Year C Easter 5 John 13
Love One Another
Sometimes we in the church are like that junior high band, unsure of our parts, tentative in our roles, reluctant to trumpet forth the music of faith that God desires of us. And that's because we have trouble deciding what's most important.
An incident a couple of summers ago in San Antonio, Texas, illustrates what I'm talking about. It was a hot, 99-degree August day when a ten-month-old baby girl was accidentally locked in a parked car by her aunt. Frantically the mother and the aunt ran around the auto in near hysteria, while a neighbor attempted to unlock the car with a clothes hanger. The infant was bawling at the top of its lungs, beginning to turn purple and foam from the mouth, a combination of anxiety and the intense heat inside the car.
It had quickly become a life-and-death situation when Fred Arriola, a tow-truck driver, arrived on the scene. He grabbed a hammer from his truck and smashed the back side window of the car to free the baby. Was he heralded a hero? Not so. According to an article in the San Antonio Tribune, he is quoted as saying, "The lady was mad at me because I broke the window. I just thought, 'What's more important -- a baby or a window?' "
Most of the choices we make in life are not between what is trivial and what is important. Rather, most of the choices we make are usually between what is important and what is more important. This morning's Gospel reading is so timely for us because it shows us what is most important.
- The Greatest Blessing We Have is God's Love
- Our Love in Action
- May God Help Us Love
Time to Get Wet
The governor of Washington state just signed a new series of "sin taxes" into effect. The items being taxed include the usual suspects: tobacco products and beer (though NOT beer produced by micro-breweries). But there is a new sinful category: you can now add "snack food" to the roster of iniquity.
But the most anticipated money raiser for the state is the "sin tax" on -- are you ready for this? -- bottled water. From now on if you want to indulge in guzzling a bottle of H2O, it’s going to cost you. Just over the state line in Idaho, eager shop owners are creating water bottle pyramids next to their cartons of Camels, anticipating a stream of thirsty Washingtonians.
Every savvy entrepreneur knows that water is a sure fire way to attract people. Is there any mall in America that doesn’t have a fountain or a pool full of pennies in it somewhere? Hotel lobbies, office complexes, libraries, county courthouses, all spurt water, inviting people in and making them feel welcome. Can you find a doctor's office nowadays without an aquarium?

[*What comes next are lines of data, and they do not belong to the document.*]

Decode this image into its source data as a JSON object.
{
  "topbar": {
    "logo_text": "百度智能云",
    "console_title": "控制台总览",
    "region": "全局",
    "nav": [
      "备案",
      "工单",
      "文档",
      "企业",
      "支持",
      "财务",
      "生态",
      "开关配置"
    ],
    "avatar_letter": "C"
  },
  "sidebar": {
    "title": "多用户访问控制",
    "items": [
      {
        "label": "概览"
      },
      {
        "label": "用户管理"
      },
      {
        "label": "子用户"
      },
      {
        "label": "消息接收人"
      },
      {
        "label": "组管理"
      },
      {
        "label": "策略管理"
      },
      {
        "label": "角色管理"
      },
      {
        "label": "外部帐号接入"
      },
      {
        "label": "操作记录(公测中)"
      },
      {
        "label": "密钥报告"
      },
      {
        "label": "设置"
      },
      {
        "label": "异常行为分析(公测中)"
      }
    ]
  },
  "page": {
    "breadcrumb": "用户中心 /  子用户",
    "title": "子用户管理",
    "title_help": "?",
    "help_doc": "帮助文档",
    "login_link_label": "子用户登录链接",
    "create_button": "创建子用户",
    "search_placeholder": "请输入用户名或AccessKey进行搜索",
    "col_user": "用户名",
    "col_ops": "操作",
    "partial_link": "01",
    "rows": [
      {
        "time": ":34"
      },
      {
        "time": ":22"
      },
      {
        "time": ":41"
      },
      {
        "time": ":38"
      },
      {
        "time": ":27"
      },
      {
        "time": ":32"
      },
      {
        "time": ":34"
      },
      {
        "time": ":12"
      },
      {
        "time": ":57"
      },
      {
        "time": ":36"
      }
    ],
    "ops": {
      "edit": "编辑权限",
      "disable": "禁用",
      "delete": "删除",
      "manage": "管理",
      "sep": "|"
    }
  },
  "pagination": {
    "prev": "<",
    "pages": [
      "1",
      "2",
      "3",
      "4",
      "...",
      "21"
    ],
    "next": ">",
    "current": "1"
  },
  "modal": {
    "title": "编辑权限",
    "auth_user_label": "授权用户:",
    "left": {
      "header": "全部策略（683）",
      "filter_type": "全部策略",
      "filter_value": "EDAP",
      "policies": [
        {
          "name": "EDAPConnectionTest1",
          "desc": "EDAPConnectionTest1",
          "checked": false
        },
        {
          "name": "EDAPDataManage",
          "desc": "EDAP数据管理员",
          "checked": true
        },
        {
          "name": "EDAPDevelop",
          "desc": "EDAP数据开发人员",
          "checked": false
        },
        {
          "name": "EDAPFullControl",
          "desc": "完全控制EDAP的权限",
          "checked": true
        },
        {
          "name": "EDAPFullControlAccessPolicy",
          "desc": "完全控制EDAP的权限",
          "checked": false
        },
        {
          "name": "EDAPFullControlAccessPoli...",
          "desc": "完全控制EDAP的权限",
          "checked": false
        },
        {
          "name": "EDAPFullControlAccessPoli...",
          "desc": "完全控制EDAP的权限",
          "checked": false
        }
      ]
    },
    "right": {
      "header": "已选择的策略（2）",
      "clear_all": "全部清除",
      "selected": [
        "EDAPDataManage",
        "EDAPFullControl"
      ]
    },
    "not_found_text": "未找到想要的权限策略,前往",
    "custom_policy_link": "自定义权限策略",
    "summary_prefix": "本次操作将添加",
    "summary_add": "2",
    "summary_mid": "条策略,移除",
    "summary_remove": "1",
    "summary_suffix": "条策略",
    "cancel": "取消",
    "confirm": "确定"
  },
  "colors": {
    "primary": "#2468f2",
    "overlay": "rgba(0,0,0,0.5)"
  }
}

Human beings crave closeness to water. That's why most of the earth's population hugs the shorelines of its continents. Maybe it is because we are made almost entirely of water. Maybe it is because we started our life in water, living in it and breathing it for our first nine months of life. Maybe it is because almost none of us get the recommended daily 60-70 ounces of water we need to be optimally hydrated, so that whether we recognize it or not, our bodies are constantly thirsty.
Water is life. Disney's Earth Day release of "Oceans," a 103 minute special breathtaking in every way, reminded us that we live on the only blue planet in the galaxy and it is that azure which animates us. Is it any wonder then that, in this week’s text from Revelation when John receives his vision of "the new heaven and the new earth," the first thing God does is to offer water to all who are thirsty? And because this is the beginning of a new creation, a new living relationship, whole and healed, between all the peoples of the world and God, this can only be called "living water."
Living water comes freely and fully from God...